══ Extracted data
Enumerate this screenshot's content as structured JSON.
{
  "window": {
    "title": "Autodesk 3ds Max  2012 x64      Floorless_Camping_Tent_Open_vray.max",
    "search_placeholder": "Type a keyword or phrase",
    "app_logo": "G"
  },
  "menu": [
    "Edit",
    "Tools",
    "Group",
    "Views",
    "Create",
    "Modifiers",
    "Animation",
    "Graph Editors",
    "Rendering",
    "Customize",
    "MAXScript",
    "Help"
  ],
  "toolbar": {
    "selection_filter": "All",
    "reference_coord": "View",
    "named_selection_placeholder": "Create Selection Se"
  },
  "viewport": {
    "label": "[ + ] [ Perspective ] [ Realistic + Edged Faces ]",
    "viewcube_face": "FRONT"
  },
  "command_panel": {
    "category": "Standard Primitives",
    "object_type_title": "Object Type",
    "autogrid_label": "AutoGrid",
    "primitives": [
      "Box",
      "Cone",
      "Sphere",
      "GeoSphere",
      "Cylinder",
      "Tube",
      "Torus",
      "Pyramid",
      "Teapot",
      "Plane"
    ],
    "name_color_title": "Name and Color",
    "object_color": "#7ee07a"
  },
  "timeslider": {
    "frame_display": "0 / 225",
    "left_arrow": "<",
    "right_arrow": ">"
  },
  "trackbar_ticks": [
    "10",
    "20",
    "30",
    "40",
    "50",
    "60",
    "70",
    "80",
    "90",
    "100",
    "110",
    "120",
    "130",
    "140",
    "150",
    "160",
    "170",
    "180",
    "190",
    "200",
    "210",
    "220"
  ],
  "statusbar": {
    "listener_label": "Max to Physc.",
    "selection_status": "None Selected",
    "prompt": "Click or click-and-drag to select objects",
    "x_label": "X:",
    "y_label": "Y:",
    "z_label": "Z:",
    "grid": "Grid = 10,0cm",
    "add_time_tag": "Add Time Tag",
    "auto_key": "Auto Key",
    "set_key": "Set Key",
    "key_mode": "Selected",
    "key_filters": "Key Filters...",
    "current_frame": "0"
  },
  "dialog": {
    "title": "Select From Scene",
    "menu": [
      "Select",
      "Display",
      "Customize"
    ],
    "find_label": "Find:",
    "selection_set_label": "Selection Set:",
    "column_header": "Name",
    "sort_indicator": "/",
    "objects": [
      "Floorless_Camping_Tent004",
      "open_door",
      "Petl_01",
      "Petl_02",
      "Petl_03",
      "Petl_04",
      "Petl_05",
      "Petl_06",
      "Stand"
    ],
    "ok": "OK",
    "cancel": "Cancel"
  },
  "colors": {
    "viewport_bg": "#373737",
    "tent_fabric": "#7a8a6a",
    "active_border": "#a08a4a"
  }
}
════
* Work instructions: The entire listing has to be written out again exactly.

* Answer to this exercise:
Enumerate this screenshot's content as structured JSON.
{
  "window": {
    "title": "Autodesk 3ds Max  2012 x64      Floorless_Camping_Tent_Open_vray.max",
    "search_placeholder": "Type a keyword or phrase",
    "app_logo": "G"
  },
  "menu": [
    "Edit",
    "Tools",
    "Group",
    "Views",
    "Create",
    "Modifiers",
    "Animation",
    "Graph Editors",
    "Rendering",
    "Customize",
    "MAXScript",
    "Help"
  ],
  "toolbar": {
    "selection_filter": "All",
    "reference_coord": "View",
    "named_selection_placeholder": "Create Selection Se"
  },
  "viewport": {
    "label": "[ + ] [ Perspective ] [ Realistic + Edged Faces ]",
    "viewcube_face": "FRONT"
  },
  "command_panel": {
    "category": "Standard Primitives",
    "object_type_title": "Object Type",
    "autogrid_label": "AutoGrid",
    "primitives": [
      "Box",
      "Cone",
      "Sphere",
      "GeoSphere",
      "Cylinder",
      "Tube",
      "Torus",
      "Pyramid",
      "Teapot",
      "Plane"
    ],
    "name_color_title": "Name and Color",
    "object_color": "#7ee07a"
  },
  "timeslider": {
    "frame_display": "0 / 225",
    "left_arrow": "<",
    "right_arrow": ">"
  },
  "trackbar_ticks": [
    "10",
    "20",
    "30",
    "40",
    "50",
    "60",
    "70",
    "80",
    "90",
    "100",
    "110",
    "120",
    "130",
    "140",
    "150",
    "160",
    "170",
    "180",
    "190",
    "200",
    "210",
    "220"
  ],
  "statusbar": {
    "listener_label": "Max to Physc.",
    "selection_status": "None Selected",
    "prompt": "Click or click-and-drag to select objects",
    "x_label": "X:",
    "y_label": "Y:",
    "z_label": "Z:",
    "grid": "Grid = 10,0cm",
    "add_time_tag": "Add Time Tag",
    "auto_key": "Auto Key",
    "set_key": "Set Key",
    "key_mode": "Selected",
    "key_filters": "Key Filters...",
    "current_frame": "0"
  },
  "dialog": {
    "title": "Select From Scene",
    "menu": [
      "Select",
      "Display",
      "Customize"
    ],
    "find_label": "Find:",
    "selection_set_label": "Selection Set:",
    "column_header": "Name",
    "sort_indicator": "/",
    "objects": [
      "Floorless_Camping_Tent004",
      "open_door",
      "Petl_01",
      "Petl_02",
      "Petl_03",
      "Petl_04",
      "Petl_05",
      "Petl_06",
      "Stand"
    ],
    "ok": "OK",
    "cancel": "Cancel"
  },
  "colors": {
    "viewport_bg": "#373737",
    "tent_fabric": "#7a8a6a",
    "active_border": "#a08a4a"
  }
}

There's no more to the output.